The 9th Division (I Corps) is on our left.

(a) On conjunction with the French, the 1st Army will assume the offensive on September 25th and advance between Lens and the la Bassée Canal towards the line Henin – Lietard - Carvin, I Corps moving generally on to the line Pont-à-Vendin - Bauvin, IV Corps advancing simultaneously south-eastwards, with its left on Pont-à-Vendin. The Western end of Hulluch is included in the IV Corps area of advance.

(b) The task of the 7th Division is to clear the trenches in front of them; occupy the remainder of Hulluch, Benifontaine, Puits No.13, and Cité-Saint-Elie; and from these places continue the advance on Pont-à-Vendin and Meurchin, seizing the Canal crossings about these places.

(c) Immediately on the right of the 7th Division, the left Brigade of the 1st Division (IV Corps) will advance simultaneously and attack the west end of Hulluch. The boundary between our right and the 1st Division left runs just South of the Vermelles - Hulluch Road.

(d) Immediately on our left the 9th Division will attack the Hohenzollern Redoubt, and thence FOSSE 8, continuing their advance on Haines and Douvrin.

(a) The 7th Division will be distributed as follows, according to preliminary orders already issued.

In front.
On the right, 20th Brigade Column (20th Infantry Brigade, 95th Field Company, RE, No.1 Mortar Battery).
On the left 22nd Brigade Column (22nd Infantry Brigade, 54th Field Company RE, No.10 Mortar Battery, D Trench Mortar Battery).

In reserve.
21st Infantry Brigade.
Highland Field Company RE
Divisional Mounted Troops (Divisional Squadron and Cyclists - Commander. Major Hall, the King's (Liverpool Regt.).

The Divisional Artillery is under the immediate orders of the GOC I Corps until the advance begins.

After the advance begins, the 14th Royal Horse Artillery Brigade will operate in immediate conjunction with the 20th Brigade Column; and the 35th Field Artillery Brigade in immediate conjunction with 22nd Brigade Column, and the remainder of the Divisional Artillery, including attached Batteries, will be under the orders of the Brigadier General, Royal Artillery, 7th Division.

(b) The 20th Brigade Column will attack the enemy's trenches from the Vermelles-Hulluch Road inclusive to the Slit Work exclusive; and thence move on Hulluch.

The 22nd Brigade Column will attack from the Slit Work inclusive to approximately G.5.c.8.7. and thence the Quarries, Cité-Saint-Elie, and Puits No.13.

From the above places, the 20th Brigade Column will continue its march on Vendin-le-Vieil, and, Pont-à-Vendin and the 22nd Brigade Column on Wingles and Meurchin.
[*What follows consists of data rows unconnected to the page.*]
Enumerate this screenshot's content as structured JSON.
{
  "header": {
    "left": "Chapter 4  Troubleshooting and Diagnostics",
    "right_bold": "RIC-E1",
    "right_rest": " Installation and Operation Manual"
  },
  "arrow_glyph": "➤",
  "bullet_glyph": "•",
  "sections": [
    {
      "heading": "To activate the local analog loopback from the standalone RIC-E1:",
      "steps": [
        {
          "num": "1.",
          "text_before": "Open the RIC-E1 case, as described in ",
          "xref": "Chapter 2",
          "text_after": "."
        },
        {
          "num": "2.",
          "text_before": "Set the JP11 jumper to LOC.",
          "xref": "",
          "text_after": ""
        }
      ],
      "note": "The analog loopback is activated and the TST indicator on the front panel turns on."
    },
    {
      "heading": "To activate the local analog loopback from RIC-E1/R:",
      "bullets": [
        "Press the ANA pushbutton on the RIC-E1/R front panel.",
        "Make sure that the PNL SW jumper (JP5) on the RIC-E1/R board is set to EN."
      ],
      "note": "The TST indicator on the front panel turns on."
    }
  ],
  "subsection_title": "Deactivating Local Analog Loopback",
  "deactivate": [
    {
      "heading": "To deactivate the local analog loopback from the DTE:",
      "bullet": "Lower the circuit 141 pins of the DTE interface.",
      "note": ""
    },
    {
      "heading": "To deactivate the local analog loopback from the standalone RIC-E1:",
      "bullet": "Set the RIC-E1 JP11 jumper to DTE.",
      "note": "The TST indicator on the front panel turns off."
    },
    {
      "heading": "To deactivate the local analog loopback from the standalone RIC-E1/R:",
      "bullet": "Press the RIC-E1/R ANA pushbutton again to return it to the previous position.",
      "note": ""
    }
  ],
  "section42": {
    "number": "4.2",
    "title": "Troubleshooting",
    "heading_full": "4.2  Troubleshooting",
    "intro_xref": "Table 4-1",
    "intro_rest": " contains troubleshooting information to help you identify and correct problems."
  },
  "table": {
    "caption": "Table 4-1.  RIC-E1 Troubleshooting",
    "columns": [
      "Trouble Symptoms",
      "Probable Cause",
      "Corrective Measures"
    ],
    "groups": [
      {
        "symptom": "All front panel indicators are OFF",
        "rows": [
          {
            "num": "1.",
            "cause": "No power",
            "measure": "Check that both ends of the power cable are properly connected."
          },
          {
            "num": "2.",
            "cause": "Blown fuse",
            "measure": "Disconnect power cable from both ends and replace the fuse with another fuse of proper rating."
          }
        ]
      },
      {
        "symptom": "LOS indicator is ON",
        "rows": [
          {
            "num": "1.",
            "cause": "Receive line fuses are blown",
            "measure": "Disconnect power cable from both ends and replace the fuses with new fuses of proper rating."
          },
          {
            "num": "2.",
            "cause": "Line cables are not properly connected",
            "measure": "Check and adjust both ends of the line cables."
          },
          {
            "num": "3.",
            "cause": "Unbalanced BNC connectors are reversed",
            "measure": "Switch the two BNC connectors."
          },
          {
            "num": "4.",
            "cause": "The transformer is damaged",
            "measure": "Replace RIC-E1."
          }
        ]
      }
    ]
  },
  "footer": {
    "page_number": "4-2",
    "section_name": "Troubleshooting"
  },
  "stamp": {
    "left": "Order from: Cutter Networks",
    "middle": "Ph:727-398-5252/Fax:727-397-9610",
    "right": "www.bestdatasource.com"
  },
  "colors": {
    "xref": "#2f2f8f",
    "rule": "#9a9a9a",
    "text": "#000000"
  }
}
(c) The artillery will bombard the enemy's trenches and positions previous to the assault, under orders of the Corps Commander. A separate daily programme has already been issued.

The action of the Divisional Artillery to cover the actual infantry assault, is shown in the Time Table attached.

After the preliminary bombardment is over, Artillery will be lifted on to objectives further in rear according to the prepared programme.

It may so happen that some points will have to be re-bombarded.

On such occasions the general arrangement will be as follows (unless special orders are issued at the time for counter procedure).

On the obstruction being detected either by sight or by information being sent back, the Artillery bombardment will be ordered on the place from where resistance comes.

This will continue for half an hour, the last five minutes will be intensive.

The Infantry attacking such pints will thus know when the Artillery bombardment is going to cease; even if they fail to note when it actually begins, they will recognise its approaching end by the 5 minutes intensive fire. The infantry may thus be able to gain graound [sic] during the bombardment and will be prepared to rush in directly the intensive 5 minutes fire is over.

This applies to important places.

Small localities must be dealt with by the Forward Observation Officer accompanying the troops.

The Divisional Artillery will push on to closely support the infantry, as soon as possible.

Source: X550/3/wd

Roll of Honour - Thursday 23rd September 1915

Died of Wounds

2nd Battalion
  • 13034 Private Archie William KING, 28, son of S A King of Tilsworth (Chocques Military Cemetery)

1st/5th Battalion

  • 3073 Private William George IBBETT, 18, son of J T Ibbett of 6 Warwick Road, Luton, born Northampton (Helles Memorial)